I don’t live in David Lynch land, I just live in Belfast. That ‘weird America’ thing doesn’t happen here. Generally.
The Handsome Family’s latest offering managed to land me right in the middle of weird America last week though.
I was stopped at traffic lights on a slow sunny Sunday. As “Tiny Tina” from the Handsome’s new album Unseen played in the car, I noticed on the far side of the road a trendy youth talking agitatedly to himself as he walked past. He was starting to vaguely gesticulate and his volume was going up when I detected a movement at the other side of my car. It was a small child of indeterminate gender on a bike, giving me the fingers and mouthing “your car is shit.”
“Drinks just a thimble of water/eats just a handful of straw …” intoned the Handsome Family’s Brett Sparks meanwhile from the speakers. The Calliope music whistled and chugged alongside Rennie Sparks’ quavers as they harmonised about never getting to see the world’s smallest horse. My young friend’s face had become mildly distorted as he/she upped the ante in the finger waving department. The youth across the road had become sweary. A car behind me beeped its horn as the lights had changed and I hadn’t moved. The child’s face took on a sneer; I jolted hurriedly away from weird land. I’d officially been appointed the status of a slug. A slug that drives a shit car.
Don’t get me wrong, that scene in so many ways is strangely, quintessentially Belfast, or Ireland maybe. But there is something in the context-altering powers of the Handsome Family’s music that transports every sense I have of that 40 second scene to Twin Peaks. There is something in their very singular world view that keeps a scary clown mask under the bed, beside the family photos, the box of shells and the third dress you’ve bought this month from a shopping channel and haven’t even opened yet.

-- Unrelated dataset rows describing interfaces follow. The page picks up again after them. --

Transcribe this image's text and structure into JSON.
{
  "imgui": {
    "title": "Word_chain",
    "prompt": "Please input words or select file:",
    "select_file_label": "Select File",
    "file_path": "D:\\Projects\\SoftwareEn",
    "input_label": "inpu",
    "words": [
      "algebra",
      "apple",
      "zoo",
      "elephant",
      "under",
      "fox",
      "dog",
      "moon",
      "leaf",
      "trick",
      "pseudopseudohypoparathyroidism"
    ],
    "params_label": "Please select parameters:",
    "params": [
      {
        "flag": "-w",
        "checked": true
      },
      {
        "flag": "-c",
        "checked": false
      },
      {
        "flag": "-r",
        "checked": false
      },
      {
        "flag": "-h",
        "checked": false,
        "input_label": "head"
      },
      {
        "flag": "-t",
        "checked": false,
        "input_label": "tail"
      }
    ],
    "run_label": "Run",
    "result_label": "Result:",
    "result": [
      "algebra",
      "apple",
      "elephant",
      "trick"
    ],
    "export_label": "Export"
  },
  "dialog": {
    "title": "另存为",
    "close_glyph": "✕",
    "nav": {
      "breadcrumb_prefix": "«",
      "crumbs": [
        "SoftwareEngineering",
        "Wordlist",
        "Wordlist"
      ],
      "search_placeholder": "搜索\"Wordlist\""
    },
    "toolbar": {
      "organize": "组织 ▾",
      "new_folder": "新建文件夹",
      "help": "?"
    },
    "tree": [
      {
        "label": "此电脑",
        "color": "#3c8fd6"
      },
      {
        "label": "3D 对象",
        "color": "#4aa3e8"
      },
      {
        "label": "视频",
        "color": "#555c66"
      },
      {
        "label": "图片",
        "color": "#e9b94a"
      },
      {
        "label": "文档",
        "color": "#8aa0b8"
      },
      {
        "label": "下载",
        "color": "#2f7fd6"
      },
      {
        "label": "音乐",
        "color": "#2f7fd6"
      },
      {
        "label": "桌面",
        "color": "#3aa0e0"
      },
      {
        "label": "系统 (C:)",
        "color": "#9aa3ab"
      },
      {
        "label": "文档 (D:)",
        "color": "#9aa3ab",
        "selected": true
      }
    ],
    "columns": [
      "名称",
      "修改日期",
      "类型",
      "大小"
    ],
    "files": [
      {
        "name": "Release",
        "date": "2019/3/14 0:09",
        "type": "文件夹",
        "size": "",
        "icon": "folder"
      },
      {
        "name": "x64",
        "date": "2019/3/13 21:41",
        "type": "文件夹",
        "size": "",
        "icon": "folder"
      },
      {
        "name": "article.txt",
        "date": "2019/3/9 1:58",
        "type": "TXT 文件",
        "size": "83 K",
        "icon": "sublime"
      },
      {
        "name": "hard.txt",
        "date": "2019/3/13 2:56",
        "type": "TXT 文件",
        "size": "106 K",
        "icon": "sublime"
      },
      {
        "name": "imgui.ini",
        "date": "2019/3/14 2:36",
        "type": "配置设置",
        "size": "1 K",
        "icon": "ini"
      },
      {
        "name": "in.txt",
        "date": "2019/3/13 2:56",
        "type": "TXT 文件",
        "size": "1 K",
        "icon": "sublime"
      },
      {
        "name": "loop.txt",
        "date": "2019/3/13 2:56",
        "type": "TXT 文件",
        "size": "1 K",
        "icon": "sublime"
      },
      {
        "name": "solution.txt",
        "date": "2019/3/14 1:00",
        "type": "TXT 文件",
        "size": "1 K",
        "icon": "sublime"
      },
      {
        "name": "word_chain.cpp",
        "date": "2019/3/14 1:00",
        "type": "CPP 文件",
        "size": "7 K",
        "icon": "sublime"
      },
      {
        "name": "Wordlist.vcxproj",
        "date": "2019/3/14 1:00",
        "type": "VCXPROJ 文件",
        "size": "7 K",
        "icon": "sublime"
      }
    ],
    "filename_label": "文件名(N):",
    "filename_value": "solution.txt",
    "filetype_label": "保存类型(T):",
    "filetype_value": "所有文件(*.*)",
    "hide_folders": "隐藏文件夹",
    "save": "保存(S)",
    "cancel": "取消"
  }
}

This album is sturdy Handsome Family third dimension otherworldliness. In that there are no departures. It paints its pictures in primary colours, you think you’ve taken in the scene, then you have an eerie feeling the eyes are watching you as you walk away.
Take “Back in my Day” for example; where the intro intones a sad, thoughtful melancholy, then Brett’s crooning baritone rolls in with reminiscences of a utopian past “where everything was better, darker and deep.” This song straddles a line. The words have been written with rose tinted glasses, yet we still need to bow to the fact that the childhoods of previous generations have allowed more space for things to be unknown, for more – or at least longer lasting innocence, for monsters to be in the sea instead of the chatrooms.
Sir William Crookes was a chemist, physicist, pioneer of the original vacuum tube, and a spiritualist of whom it was said “his desire to believe blinded him to the chicanery of his psychic subjects.” This has everything that would attract the Handsome Family to write a song about it, and they did. Harpsichord opens “Gentlemen,” and plays right through as the renowned scientist describes how the apparatus he has invented will work, as he tries to convince the gentlemen of what he has witnessed. “Gentlemen the lights blew out/gentlemen the curtains moved …” There’s a slight whiff of the Mekons in the haunting, Englified, shanty, overdubbed chorus by Brett at the end of the song. Despite the curiousness of the tale, William Crookes is afforded a certain respect. The song feels more like a tribute than a joke.
There’s more of course. Rennie’s segments in “The Sea Rose” sound like Freakwater singing a Monkees’ song. And the mildly hypnotic hums and harmonies on the album’s first single “Gold,” offer a classic Handsome Family tale of banditry and dusty shoot outs (based on a true event when dollar bills blew into Brett’s face as he stood in a car park). Indeed I was first introduced to the song a long year ago at a gig in Belfast where they told us it was “inspired by all the people in New Mexico who are going to, or coming out of jail.”
Rennie and Brett Sparks recorded Unseen at their home studio, apparently at night time. If you like the sound and the cut of the Handsome Family you’ll enjoy the sound and the cut of this album. It’s released today, 16th September.